BY ANGIE JACKSON email@example.com
Traverse City Record-Eagle
---- — TRAVERSE CITY — Officials are keeping a close eye on local rivers and lakes, as forecasters are calling for another wet week.
The Traverse City area was expected to accumulate less than a quarter-inch of rain Monday, the National Weather Service said. But after a break Tuesday, forecasters expect rain and thunderstorms to roll in Wednesday evening and continue through Thursday morning.
“I would not be surprised if a few places got over an inch of rain,” said Nick Schwartz, a meteorologist with the National Weather Service in Gaylord. “The main flooding concerns we’d have right now is rises on area streams and rivers.”
It’s too early to say if the predicted rain will cause flash flooding, Schwartz said. No warnings or advisories were issued as of Monday.
Benzie County officials aren’t taking any chances. They continue to closely monitor upper Platte River in Honor, where water levels are known to rise and fall quickly.
“I have an alarm set for if it goes up two feet over the normal flows, then I am contacted automatically by that and I contact the fire chief and go out and have a look at it,” said Emergency Management Coordinator Frank Post.
Melting snow and heavy rain last week forced a woman to evacuate her home on M-115. An overflow of water at the Crystal Lake outlet near Molineaux Road caused the flooding.
“Talking to the people, they said they’ve never seen it come up that quickly there,” Post said. “I talked to the homeowner the next day and she indicated she lived there since the 1960s and they’ve never had water levels like that.”
Post said ground frost is the main problem now because it prevents water from percolating and instead creates runoff.

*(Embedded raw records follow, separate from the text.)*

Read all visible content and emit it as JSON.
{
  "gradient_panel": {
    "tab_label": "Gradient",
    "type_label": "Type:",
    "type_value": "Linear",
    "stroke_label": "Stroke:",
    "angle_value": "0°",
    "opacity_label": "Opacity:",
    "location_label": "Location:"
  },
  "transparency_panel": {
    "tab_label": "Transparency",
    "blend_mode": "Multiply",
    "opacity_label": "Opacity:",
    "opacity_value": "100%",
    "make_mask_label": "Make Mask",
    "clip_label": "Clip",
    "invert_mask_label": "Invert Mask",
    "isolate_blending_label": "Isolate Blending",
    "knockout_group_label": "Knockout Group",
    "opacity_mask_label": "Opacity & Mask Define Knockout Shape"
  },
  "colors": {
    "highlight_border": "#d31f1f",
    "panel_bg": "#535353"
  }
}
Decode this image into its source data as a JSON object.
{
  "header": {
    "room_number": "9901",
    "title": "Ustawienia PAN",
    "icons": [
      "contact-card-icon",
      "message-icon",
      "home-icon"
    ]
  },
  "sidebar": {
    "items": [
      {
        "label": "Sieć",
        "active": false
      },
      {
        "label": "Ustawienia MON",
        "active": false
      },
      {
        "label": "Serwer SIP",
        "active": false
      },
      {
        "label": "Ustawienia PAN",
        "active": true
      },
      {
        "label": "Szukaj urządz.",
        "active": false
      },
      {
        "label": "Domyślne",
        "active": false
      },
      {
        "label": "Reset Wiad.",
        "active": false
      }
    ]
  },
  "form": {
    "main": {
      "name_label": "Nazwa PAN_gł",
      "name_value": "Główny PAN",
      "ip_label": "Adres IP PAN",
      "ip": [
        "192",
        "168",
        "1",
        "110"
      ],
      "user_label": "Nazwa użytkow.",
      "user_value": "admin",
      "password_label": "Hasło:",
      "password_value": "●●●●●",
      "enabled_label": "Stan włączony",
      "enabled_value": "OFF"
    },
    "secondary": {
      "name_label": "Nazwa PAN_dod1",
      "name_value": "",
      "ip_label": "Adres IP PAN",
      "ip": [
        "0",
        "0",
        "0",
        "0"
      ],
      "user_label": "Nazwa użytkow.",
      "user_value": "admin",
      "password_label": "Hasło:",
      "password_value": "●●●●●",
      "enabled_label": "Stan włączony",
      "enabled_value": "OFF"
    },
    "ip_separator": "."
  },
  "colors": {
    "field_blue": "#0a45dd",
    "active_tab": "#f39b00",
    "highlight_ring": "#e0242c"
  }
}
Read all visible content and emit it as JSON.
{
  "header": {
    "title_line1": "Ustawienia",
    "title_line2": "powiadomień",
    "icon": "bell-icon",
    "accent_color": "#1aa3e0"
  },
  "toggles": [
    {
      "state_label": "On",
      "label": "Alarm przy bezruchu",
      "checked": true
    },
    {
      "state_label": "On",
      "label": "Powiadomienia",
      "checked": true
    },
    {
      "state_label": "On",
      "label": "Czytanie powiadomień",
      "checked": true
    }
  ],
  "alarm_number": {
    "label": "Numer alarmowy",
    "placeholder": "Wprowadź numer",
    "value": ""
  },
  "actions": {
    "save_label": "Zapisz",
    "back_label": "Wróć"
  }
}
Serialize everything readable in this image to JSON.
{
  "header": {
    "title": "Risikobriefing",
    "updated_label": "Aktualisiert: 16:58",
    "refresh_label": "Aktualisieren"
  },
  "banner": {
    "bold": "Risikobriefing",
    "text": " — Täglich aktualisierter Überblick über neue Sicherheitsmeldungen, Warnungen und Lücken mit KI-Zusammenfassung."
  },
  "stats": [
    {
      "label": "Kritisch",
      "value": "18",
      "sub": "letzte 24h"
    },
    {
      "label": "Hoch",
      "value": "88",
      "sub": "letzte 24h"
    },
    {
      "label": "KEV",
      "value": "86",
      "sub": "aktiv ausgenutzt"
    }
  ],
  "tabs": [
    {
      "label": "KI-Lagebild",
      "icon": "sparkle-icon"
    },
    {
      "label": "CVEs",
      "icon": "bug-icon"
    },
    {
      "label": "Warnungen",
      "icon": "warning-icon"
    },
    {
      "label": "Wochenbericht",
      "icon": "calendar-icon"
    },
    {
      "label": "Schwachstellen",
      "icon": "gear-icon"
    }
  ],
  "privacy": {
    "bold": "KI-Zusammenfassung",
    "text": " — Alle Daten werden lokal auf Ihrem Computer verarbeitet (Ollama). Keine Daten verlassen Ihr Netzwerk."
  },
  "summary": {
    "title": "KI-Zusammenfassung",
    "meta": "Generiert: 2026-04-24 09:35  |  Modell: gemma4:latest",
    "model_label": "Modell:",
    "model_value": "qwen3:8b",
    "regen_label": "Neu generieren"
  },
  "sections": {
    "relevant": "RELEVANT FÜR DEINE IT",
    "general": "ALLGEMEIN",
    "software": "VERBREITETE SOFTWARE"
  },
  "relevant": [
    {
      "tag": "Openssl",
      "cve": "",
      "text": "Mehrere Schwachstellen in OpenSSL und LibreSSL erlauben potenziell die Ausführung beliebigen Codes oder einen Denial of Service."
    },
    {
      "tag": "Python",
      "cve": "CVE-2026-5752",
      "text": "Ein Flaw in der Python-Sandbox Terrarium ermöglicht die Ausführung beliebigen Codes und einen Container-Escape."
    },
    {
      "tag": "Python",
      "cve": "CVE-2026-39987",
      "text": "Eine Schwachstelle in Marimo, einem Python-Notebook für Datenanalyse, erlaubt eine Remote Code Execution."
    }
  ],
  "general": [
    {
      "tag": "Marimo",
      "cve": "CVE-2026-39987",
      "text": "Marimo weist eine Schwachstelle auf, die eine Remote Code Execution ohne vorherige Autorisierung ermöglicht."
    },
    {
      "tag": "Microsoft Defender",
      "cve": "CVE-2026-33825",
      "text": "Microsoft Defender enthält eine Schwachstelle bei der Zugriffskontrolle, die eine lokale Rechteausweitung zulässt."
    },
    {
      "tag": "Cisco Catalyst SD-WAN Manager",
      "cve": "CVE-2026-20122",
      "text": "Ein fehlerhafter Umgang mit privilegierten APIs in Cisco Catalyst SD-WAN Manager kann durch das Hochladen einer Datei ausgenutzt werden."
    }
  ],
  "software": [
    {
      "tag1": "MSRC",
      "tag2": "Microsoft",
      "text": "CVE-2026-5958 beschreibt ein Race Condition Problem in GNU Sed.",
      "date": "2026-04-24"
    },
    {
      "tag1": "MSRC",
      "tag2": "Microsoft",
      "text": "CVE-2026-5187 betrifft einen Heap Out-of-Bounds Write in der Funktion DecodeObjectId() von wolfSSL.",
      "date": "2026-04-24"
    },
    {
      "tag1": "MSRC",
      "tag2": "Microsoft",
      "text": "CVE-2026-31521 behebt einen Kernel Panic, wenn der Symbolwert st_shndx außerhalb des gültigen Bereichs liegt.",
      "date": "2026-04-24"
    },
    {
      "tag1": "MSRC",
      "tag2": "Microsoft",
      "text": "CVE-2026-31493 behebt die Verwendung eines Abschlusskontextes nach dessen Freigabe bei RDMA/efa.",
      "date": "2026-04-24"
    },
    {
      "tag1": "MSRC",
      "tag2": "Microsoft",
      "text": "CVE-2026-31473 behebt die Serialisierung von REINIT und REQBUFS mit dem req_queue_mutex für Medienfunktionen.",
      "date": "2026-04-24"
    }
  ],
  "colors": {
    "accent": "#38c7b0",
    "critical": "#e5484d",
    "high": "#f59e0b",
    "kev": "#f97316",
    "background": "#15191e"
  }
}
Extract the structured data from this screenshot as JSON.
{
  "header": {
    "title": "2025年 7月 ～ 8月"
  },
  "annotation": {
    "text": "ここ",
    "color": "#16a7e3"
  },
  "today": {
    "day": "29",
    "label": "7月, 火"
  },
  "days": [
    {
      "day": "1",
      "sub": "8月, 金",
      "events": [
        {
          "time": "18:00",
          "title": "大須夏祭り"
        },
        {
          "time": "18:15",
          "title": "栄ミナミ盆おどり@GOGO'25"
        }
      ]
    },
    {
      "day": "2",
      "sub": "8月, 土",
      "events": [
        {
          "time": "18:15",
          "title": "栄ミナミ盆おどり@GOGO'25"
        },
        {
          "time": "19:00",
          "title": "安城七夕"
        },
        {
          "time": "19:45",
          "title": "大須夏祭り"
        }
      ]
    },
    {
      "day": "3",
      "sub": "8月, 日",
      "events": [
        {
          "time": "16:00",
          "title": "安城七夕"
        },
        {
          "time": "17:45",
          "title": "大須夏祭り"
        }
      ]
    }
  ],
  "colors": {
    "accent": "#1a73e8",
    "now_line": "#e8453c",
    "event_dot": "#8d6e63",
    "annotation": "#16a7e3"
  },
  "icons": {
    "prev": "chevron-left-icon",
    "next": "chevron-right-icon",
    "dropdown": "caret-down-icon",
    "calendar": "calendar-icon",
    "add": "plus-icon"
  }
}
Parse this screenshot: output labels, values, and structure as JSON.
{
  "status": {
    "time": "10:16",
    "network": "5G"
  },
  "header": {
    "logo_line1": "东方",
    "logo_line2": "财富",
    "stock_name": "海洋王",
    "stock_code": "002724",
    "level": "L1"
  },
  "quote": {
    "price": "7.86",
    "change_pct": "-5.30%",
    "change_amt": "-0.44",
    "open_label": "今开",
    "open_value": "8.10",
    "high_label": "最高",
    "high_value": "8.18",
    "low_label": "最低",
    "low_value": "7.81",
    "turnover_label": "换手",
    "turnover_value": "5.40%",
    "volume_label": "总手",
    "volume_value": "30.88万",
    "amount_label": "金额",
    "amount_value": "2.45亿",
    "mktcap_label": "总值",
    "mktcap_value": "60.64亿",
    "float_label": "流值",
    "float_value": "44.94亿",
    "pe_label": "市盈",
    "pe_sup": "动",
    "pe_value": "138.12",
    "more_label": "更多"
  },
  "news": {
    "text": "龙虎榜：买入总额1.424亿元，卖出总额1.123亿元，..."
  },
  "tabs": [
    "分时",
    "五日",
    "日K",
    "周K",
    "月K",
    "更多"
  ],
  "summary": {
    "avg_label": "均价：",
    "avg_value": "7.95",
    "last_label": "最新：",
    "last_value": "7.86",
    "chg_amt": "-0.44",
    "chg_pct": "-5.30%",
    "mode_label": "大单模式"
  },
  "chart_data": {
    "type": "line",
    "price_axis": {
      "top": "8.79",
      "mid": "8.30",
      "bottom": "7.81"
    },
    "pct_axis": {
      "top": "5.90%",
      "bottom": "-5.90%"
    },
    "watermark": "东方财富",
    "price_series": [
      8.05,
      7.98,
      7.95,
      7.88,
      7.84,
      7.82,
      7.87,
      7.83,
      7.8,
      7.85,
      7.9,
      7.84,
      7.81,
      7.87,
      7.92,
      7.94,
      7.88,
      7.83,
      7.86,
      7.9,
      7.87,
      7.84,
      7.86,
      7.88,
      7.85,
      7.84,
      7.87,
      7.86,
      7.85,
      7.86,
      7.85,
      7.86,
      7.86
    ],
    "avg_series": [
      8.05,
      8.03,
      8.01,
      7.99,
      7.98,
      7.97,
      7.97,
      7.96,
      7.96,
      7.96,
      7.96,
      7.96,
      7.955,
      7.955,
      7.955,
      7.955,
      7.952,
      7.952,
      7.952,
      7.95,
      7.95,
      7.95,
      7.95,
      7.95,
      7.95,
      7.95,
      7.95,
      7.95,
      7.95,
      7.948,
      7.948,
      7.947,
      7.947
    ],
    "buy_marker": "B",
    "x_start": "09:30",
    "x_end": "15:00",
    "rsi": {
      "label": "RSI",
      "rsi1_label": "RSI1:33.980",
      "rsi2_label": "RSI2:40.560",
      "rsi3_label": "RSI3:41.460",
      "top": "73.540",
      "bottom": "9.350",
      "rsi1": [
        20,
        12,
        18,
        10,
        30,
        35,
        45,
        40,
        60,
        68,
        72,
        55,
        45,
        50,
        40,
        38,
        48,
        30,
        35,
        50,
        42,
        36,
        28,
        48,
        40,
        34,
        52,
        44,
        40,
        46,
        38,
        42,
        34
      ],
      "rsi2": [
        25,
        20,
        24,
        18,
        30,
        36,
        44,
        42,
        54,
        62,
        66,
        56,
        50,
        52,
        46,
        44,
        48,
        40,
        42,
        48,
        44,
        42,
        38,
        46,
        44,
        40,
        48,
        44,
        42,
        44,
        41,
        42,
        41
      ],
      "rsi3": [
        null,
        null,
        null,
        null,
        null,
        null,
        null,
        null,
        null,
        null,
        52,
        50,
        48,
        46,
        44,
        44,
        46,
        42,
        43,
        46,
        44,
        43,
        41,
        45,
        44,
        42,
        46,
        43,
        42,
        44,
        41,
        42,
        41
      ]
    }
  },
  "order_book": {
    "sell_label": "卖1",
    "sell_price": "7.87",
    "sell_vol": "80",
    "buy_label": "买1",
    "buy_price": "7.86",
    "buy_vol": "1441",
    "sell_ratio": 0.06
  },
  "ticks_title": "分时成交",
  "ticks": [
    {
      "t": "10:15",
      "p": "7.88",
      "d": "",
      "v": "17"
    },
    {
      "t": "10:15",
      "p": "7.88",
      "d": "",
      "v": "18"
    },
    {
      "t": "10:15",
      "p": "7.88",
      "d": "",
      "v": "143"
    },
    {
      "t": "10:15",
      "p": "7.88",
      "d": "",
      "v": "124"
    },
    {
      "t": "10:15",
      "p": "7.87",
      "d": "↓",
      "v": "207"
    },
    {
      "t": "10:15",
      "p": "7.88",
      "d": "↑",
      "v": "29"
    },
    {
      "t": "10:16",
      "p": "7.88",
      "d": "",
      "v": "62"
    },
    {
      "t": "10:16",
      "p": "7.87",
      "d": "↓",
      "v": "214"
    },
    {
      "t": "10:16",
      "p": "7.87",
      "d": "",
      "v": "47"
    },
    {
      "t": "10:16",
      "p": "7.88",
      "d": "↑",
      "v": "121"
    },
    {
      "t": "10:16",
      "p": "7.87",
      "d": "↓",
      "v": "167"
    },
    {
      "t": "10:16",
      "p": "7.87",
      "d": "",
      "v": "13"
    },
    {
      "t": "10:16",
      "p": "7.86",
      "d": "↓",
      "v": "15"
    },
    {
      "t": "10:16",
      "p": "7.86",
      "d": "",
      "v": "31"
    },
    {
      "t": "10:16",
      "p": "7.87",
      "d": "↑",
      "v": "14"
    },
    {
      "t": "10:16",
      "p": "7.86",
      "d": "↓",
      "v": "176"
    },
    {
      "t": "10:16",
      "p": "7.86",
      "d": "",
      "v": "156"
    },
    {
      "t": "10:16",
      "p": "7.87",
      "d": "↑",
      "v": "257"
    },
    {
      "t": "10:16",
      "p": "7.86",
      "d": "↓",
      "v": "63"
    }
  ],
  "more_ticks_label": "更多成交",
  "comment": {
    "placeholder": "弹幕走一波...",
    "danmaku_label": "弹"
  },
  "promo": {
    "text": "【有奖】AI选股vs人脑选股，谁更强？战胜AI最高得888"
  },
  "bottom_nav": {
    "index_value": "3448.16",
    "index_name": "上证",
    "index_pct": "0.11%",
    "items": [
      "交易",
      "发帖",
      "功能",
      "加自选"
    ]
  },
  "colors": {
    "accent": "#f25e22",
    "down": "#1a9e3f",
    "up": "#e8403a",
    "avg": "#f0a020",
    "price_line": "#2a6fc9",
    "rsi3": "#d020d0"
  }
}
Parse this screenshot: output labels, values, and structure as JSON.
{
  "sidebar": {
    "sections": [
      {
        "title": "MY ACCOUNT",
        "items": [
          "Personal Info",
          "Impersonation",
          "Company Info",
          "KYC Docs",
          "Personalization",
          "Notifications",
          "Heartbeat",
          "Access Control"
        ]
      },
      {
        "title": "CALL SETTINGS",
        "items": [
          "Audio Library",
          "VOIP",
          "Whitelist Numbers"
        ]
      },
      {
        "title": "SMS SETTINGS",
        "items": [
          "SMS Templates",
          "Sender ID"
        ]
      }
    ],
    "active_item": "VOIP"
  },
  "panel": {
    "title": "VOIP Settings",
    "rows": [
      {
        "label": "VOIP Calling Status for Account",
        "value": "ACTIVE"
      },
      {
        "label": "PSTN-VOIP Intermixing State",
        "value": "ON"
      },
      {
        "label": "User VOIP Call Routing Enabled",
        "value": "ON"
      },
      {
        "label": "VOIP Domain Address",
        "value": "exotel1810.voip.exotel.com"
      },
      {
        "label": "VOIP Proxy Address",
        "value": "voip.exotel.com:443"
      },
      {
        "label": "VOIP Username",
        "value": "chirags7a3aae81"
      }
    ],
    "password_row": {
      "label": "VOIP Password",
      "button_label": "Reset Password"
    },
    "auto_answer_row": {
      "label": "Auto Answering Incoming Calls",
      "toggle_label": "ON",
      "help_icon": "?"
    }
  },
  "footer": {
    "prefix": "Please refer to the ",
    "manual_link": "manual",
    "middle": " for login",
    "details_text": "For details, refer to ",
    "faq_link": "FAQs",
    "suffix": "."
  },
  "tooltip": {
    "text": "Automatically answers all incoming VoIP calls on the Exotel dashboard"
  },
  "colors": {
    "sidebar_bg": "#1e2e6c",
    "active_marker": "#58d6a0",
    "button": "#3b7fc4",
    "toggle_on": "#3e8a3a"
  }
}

Gregg Bird, Grand Traverse County emergency management supervisor, isn’t expecting anything more than the typical spring snow melt this week, but county personnel are routinely monitoring river levels.
“There’s still plenty of room in the lakes and there’s still plenty of room within the Boardman River itself. We have not gone above or reached flood stage yet,” Bird said.
Standing water in fields and drainage from the hillsides and embankments is the county’s main issue, he said.